[Dataset entries]
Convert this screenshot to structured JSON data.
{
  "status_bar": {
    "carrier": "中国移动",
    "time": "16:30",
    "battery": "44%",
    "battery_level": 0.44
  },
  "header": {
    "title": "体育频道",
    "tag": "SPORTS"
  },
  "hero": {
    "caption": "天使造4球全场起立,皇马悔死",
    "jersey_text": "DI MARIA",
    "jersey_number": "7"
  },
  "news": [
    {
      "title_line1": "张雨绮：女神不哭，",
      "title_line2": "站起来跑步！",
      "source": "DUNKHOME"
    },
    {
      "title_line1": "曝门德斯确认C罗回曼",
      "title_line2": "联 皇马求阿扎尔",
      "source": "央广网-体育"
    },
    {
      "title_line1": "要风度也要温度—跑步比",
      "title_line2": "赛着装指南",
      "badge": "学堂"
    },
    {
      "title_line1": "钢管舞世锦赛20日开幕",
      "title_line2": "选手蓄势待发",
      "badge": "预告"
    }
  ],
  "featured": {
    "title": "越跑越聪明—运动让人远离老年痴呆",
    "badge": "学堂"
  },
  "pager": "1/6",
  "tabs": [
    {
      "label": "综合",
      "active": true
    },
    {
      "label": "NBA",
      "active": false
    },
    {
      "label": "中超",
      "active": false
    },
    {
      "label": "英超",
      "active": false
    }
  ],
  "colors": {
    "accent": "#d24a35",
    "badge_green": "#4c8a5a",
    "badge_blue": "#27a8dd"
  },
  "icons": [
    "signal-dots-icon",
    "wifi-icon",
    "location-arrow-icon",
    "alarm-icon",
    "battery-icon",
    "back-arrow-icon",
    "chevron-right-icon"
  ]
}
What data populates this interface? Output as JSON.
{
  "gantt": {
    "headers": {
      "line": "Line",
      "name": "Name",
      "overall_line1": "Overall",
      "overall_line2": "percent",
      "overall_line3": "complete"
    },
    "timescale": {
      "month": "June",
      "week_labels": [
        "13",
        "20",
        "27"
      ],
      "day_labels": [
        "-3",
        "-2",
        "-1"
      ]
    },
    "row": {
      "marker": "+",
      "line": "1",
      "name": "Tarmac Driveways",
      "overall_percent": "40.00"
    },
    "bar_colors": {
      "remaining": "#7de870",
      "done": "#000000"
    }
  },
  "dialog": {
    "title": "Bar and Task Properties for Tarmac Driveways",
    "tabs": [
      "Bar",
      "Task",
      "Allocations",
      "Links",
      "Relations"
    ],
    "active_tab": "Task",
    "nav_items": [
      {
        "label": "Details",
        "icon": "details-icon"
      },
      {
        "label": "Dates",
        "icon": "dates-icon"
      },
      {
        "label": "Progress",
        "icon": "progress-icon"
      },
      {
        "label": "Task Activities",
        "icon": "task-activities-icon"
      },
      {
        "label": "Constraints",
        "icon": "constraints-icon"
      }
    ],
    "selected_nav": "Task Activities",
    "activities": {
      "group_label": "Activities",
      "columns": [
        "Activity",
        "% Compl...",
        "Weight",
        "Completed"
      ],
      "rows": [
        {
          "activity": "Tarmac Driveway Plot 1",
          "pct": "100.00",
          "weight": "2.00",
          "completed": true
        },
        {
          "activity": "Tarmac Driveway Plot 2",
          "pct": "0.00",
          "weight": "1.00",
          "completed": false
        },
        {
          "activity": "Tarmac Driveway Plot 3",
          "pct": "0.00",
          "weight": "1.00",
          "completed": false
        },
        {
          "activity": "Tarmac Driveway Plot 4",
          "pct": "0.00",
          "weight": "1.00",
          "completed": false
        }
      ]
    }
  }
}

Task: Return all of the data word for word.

Solved problem:
Convert this screenshot to structured JSON data.
{
  "status_bar": {
    "carrier": "中国移动",
    "time": "16:30",
    "battery": "44%",
    "battery_level": 0.44
  },
  "header": {
    "title": "体育频道",
    "tag": "SPORTS"
  },
  "hero": {
    "caption": "天使造4球全场起立,皇马悔死",
    "jersey_text": "DI MARIA",
    "jersey_number": "7"
  },
  "news": [
    {
      "title_line1": "张雨绮：女神不哭，",
      "title_line2": "站起来跑步！",
      "source": "DUNKHOME"
    },
    {
      "title_line1": "曝门德斯确认C罗回曼",
      "title_line2": "联 皇马求阿扎尔",
      "source": "央广网-体育"
    },
    {
      "title_line1": "要风度也要温度—跑步比",
      "title_line2": "赛着装指南",
      "badge": "学堂"
    },
    {
      "title_line1": "钢管舞世锦赛20日开幕",
      "title_line2": "选手蓄势待发",
      "badge": "预告"
    }
  ],
  "featured": {
    "title": "越跑越聪明—运动让人远离老年痴呆",
    "badge": "学堂"
  },
  "pager": "1/6",
  "tabs": [
    {
      "label": "综合",
      "active": true
    },
    {
      "label": "NBA",
      "active": false
    },
    {
      "label": "中超",
      "active": false
    },
    {
      "label": "英超",
      "active": false
    }
  ],
  "colors": {
    "accent": "#d24a35",
    "badge_green": "#4c8a5a",
    "badge_blue": "#27a8dd"
  },
  "icons": [
    "signal-dots-icon",
    "wifi-icon",
    "location-arrow-icon",
    "alarm-icon",
    "battery-icon",
    "back-arrow-icon",
    "chevron-right-icon"
  ]
}
What data populates this interface? Output as JSON.
{
  "gantt": {
    "headers": {
      "line": "Line",
      "name": "Name",
      "overall_line1": "Overall",
      "overall_line2": "percent",
      "overall_line3": "complete"
    },
    "timescale": {
      "month": "June",
      "week_labels": [
        "13",
        "20",
        "27"
      ],
      "day_labels": [
        "-3",
        "-2",
        "-1"
      ]
    },
    "row": {
      "marker": "+",
      "line": "1",
      "name": "Tarmac Driveways",
      "overall_percent": "40.00"
    },
    "bar_colors": {
      "remaining": "#7de870",
      "done": "#000000"
    }
  },
  "dialog": {
    "title": "Bar and Task Properties for Tarmac Driveways",
    "tabs": [
      "Bar",
      "Task",
      "Allocations",
      "Links",
      "Relations"
    ],
    "active_tab": "Task",
    "nav_items": [
      {
        "label": "Details",
        "icon": "details-icon"
      },
      {
        "label": "Dates",
        "icon": "dates-icon"
      },
      {
        "label": "Progress",
        "icon": "progress-icon"
      },
      {
        "label": "Task Activities",
        "icon": "task-activities-icon"
      },
      {
        "label": "Constraints",
        "icon": "constraints-icon"
      }
    ],
    "selected_nav": "Task Activities",
    "activities": {
      "group_label": "Activities",
      "columns": [
        "Activity",
        "% Compl...",
        "Weight",
        "Completed"
      ],
      "rows": [
        {
          "activity": "Tarmac Driveway Plot 1",
          "pct": "100.00",
          "weight": "2.00",
          "completed": true
        },
        {
          "activity": "Tarmac Driveway Plot 2",
          "pct": "0.00",
          "weight": "1.00",
          "completed": false
        },
        {
          "activity": "Tarmac Driveway Plot 3",
          "pct": "0.00",
          "weight": "1.00",
          "completed": false
        },
        {
          "activity": "Tarmac Driveway Plot 4",
          "pct": "0.00",
          "weight": "1.00",
          "completed": false
        }
      ]
    }
  }
}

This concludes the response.